A Marin County developer at the center of a federal fraud investigation into the collapse of Sonoma Valley Bank was found dead Tuesday two days after his family reported him missing.

Bijan Madjlessi died in a car crash on a weekend trip to Stinson Beach, where he had headed for a Sunday morning walk and never returned, said Steven M. Bauer, an attorney representing Madjlessi.

Authorities found his gold Mercedes sedan about 320 feet down a ravine off Shoreline Highway about 2 miles from the coast and Muir Beach.

Fire and rescue personnel helped recover a body from the wreckage late Tuesday afternoon, CHP Officer Andrew Barclay said. Using fingerprint analysis, the Marin County coroner confirmed late Tuesday that Madjlessi's body was found in the car. An autopsy is scheduled Wednesday.

Madjlessi, 58, was accused of bank and wire fraud, money laundering and conspiracy in a federal grand jury indictment unsealed April 9 following a three-year investigation into the implosion of Sonoma Valley Bank. He pleaded not guilty to the charges and was free on bail.

Madjlessi was last seen Sunday morning driving away in his gold Mercedes SL550. His family reported him missing Sunday night and authorities issued an alert Sunday to Bay Area law enforcement agencies, stating that Madjlessi was considered a potential suicide risk.

Bauer disputed any possibility that Madjlessi took his own life.

"Completely to the contrary," Bauer said. "He's an optimistic person. He was completely convinced that we were going to win all of his cases, and that the real estate market was turning."

Madjlessi lived with his wife, Biganeh, in a nearly 7,000-square-foot gated home on the edge of Mill Valley near Tiburon. He left home at about 7:45 a.m. Sunday, saying he was going to Stinson Beach for a walk, Bauer said.

When he failed to meet an ailing friend for a 2 p.m. visit and could not be reached by cellphone, his family began to worry and launched a search, said Bauer, who was among those who drove the roads between Madjlessi's home and the coast in hopes of finding him.

Marin County sheriff's deputies searched locations identified by family members and regional airports for the missing car, Lt. Jamie Scardina said. They also reviewed the developer's bank accounts and found no sign that Madjlessi had withdrawn money, Scardina said.
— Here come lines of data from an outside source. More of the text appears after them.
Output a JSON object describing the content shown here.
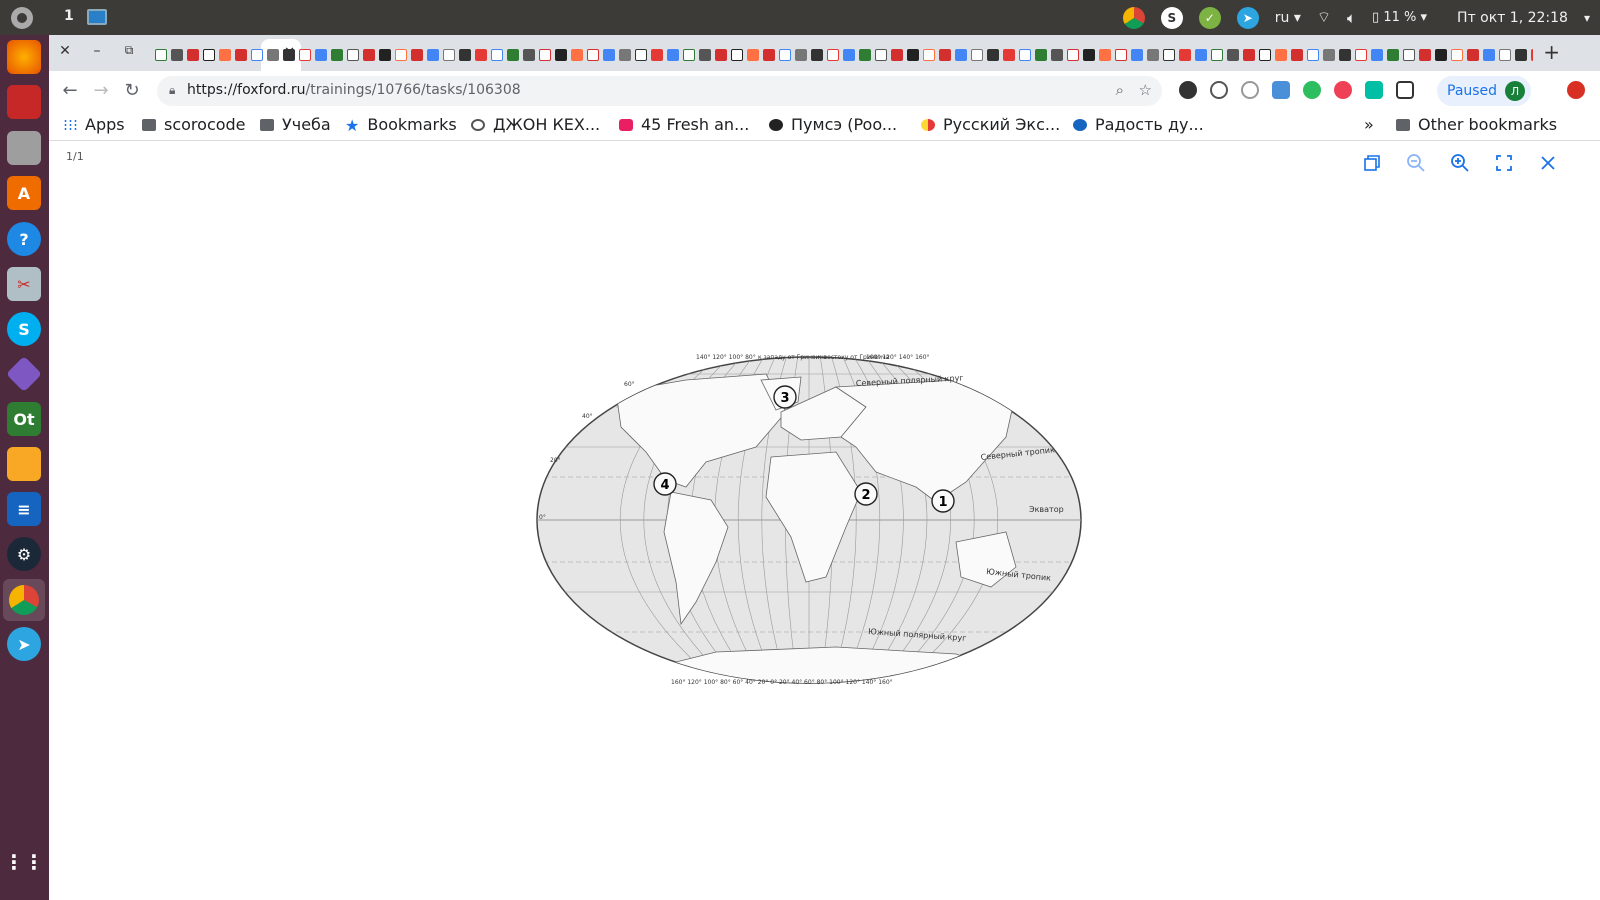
{
  "system_bar": {
    "workspace": "1",
    "language": "ru",
    "battery": "11 %",
    "clock": "Пт окт  1, 22:18"
  },
  "browser": {
    "url_host": "https://foxford.ru",
    "url_path": "/trainings/10766/tasks/106308",
    "paused_label": "Paused",
    "avatar_letter": "Л",
    "new_tab": "+"
  },
  "bookmarks": {
    "apps": "Apps",
    "items": [
      "scorocode",
      "Учеба",
      "Bookmarks",
      "ДЖОН КЕХ...",
      "45 Fresh an...",
      "Пумсэ (Poo...",
      "Русский Экс...",
      "Радость ду..."
    ],
    "overflow": "»",
    "other": "Other bookmarks"
  },
  "viewer": {
    "page_counter": "1/1"
  },
  "map": {
    "longitude_top_left": "140° 120° 100° 80°",
    "longitude_west_label": "к западу от Гринвича",
    "longitude_east_label": "к востоку от Гринвича",
    "longitude_top_right": "100° 120° 140° 160°",
    "longitude_bottom": "160° 120° 100° 80° 60° 40° 20° 0° 20° 40° 60° 80° 100° 120° 140° 160°",
    "arctic_circle": "Северный полярный круг",
    "tropic_north": "Северный тропик",
    "equator": "Экватор",
    "tropic_south": "Южный тропик",
    "antarctic_circle": "Южный полярный круг",
    "lat_60": "60°",
    "lat_40": "40°",
    "lat_20": "20°",
    "lat_0": "0°",
    "markers": [
      "1",
      "2",
      "3",
      "4"
    ]
  }
}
Then around mid-day Tuesday, a passerby reported seeing a car about 320 feet down a steep ravine off the west side of a winding stretch of Shoreline Highway/Highway 1 between Panoramic Highway and the Green Gulch Farm Zen Center, the CHP's Barclay said.

The wreckage landed in a thickly wooded area, forcing crews to lower saws and other equipment to clear away the vegetation before they could bring the car out.

Members of Madjlessi's family went to the site of the Shoreline Highway crash, Bauer said.

Bauer said he was unsure how his client's death would affect the federal criminal case. A representative for the U.S. Attorney's Office did not return calls or emails Tuesday.

A longtime developer with numerous projects in the North Bay, Madjlessi borrowed millions of dollars from an array of banks and was unable to make loan payments even before he found himself the target of a federal investigation.

Madjlessi and his business partners defaulted on at least $34 million in loans made by Sonoma Valley Bank, which was closed by regulators in 2010 and its assets sold to Westamerica Bank. By 2011, the bank and its loans to Madjlessi were the focus of a federal fraud investigation.

The probe resulted in a grand jury indictment against Madjlessi, Santa Rosa attorney David Lonich and two former Sonoma Valley Bank executives, CEO Sean Cutting and Chief Loan Officer Brian Melland.

The 29-count indictment charged the men with suspected conspiracy, bank and wire fraud, money laundering, obstruction of justice and other violations still pending in U.S. District Court.

All four men entered not guilty pleas and were out of custody on $250,000 bail. The three remaining defendants are scheduled for a status conference in court Friday.

In a separate case, Madjlessi was accused of insurance fraud in connection with two separate insurance claims he made after his Reno condo-conversion project was damaged in a 2008 arson fire. A trial is scheduled for October.

Bauer, an attorney with Latham & Watkins in San Francisco, said he worked almost daily with Madjlessi on the federal case and other pending litigation. He said he rued the fact that his client "died before he could clear his good name in our courts."

"He firmly believed he would defeat his accusers," Bauer said.

He said Madjlessi's legacy included "thousands of quality homes," generous support of schools and charities, and a life as a "giving and protecting husband, father, son, brother and grandfather."